So now what? What will those opposed choose to do? Relaunch sit-ins and blockades? How will they do this in a time where any gathering of more than five people (in some jurisdictions more than two) is at a minimum frowned upon or could be actually illegal? A demonstration of four activists holding placards and shouting slogans is not that impressive, is it?
In the midst of this, Alberta Premier Jason Kenney announced the $7.5-billion deal to begin construction on the long-delayed Keystone XL pipeline which will move Canadian oil to refineries in the US. Premier Kenney noted that “This is our hedge that we get at least one major project built. That will ensure the flexibility for the future.”
The Keystone project was subject to mass opposition as early as 2009 and has drawn together opposition from multiple camps (environmentalists, First Nations, the Green Party), much as we saw in Canada with respect to the TransMountain pipeline plans. To these groups, an energy project of this scale constitutes an existential threat to the planet.
So now what? What will those opposed choose to do?
Re-launch sit-ins and blockades? How will they do this in a time where any gathering of more than five people (in some jurisdictions more than two) is at a minimum frowned upon or could be actually illegal? A demonstration of four activists holding placards and shouting slogans is not that impressive, is it?
In addition, with the economy already reeling, will Canadians welcome groups seeking to shut down a sector that will create much needed jobs? Protests run the real risk of undermining the entire environmentalist movement: it will be interesting to see where the leadership of this movement, if one can actually speak of a unified direction, decides to go in the following weeks and months.
We cannot rule out the possibility, however slim, of acts of violence by desperate actors.
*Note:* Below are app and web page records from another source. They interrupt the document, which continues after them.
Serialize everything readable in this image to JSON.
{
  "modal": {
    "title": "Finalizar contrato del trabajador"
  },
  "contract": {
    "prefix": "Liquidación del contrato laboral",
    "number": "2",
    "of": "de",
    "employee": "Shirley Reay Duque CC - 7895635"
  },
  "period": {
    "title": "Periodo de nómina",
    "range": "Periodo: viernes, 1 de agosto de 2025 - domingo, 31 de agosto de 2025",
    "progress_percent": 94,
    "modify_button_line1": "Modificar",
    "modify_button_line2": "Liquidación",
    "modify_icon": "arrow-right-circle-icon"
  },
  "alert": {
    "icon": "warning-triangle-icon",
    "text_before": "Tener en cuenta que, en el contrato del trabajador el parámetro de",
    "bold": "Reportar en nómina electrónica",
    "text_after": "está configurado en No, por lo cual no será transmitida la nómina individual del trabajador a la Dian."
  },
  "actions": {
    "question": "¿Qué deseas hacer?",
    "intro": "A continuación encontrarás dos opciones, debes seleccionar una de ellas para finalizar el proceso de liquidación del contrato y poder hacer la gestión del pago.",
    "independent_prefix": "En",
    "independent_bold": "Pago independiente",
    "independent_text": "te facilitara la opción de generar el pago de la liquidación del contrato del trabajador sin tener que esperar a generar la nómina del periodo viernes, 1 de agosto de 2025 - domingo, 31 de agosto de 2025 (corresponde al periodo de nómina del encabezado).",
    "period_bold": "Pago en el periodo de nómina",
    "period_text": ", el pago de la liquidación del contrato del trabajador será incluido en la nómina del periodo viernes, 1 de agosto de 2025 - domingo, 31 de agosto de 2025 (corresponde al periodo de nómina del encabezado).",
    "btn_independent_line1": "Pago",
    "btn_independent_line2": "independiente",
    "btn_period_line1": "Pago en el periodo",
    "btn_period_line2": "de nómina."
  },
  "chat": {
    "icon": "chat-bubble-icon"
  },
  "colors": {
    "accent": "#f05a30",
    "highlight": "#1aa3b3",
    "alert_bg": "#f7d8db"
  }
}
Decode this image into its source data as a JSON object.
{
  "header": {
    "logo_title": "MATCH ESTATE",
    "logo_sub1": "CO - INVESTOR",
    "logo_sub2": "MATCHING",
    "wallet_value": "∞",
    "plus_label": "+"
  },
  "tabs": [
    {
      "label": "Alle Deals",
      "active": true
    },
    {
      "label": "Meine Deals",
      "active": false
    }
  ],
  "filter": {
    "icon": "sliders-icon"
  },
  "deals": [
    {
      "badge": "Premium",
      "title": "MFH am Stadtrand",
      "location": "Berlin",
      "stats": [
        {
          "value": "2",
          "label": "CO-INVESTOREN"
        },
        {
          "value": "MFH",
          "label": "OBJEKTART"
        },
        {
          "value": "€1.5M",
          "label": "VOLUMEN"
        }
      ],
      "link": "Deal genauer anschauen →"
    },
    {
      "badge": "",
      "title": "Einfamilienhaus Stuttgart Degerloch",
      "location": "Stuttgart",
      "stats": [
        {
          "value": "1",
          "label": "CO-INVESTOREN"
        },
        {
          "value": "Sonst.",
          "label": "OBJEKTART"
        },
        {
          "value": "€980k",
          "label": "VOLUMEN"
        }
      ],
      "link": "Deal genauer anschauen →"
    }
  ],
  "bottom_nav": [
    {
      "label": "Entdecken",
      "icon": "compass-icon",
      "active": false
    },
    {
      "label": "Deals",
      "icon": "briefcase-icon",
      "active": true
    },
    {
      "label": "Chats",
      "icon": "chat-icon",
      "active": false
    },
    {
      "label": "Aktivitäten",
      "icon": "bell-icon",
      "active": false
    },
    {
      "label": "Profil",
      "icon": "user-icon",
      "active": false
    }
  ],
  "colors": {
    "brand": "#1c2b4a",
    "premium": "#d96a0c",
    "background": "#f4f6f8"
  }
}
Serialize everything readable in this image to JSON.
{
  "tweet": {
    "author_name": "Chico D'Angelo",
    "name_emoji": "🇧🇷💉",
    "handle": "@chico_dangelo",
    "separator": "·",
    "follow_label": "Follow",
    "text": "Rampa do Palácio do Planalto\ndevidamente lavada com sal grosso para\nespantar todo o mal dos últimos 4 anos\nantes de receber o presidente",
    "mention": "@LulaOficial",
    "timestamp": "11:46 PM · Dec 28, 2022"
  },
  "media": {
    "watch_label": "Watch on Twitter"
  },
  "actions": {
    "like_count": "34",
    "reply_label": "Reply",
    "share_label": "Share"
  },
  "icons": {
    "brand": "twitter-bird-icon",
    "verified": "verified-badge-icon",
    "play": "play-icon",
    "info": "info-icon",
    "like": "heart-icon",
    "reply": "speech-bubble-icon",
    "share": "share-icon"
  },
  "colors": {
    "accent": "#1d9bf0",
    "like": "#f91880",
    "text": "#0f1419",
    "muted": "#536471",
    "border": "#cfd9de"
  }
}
Even if mass attacks are unlikely given the prohibition of large groups, a frustrated oppositionist could decide that small sabotage operations would make a point. It is not as if we in Canada have not seen these in the past: Wiebo Ludwig was convicted for trying to disable oil and gas wells in northeastern BC in the 1990s.
It is important, nonetheless, to assert that extremist violence of this nature is a remote possibility, at least for the time being. Still, those of us who work (or in my case worked) in public safety/national security have to think of these possibilities. We hope we are wrong, but we must prepare for the worst.
This contribution was published on The Hill Times on April 13, 2020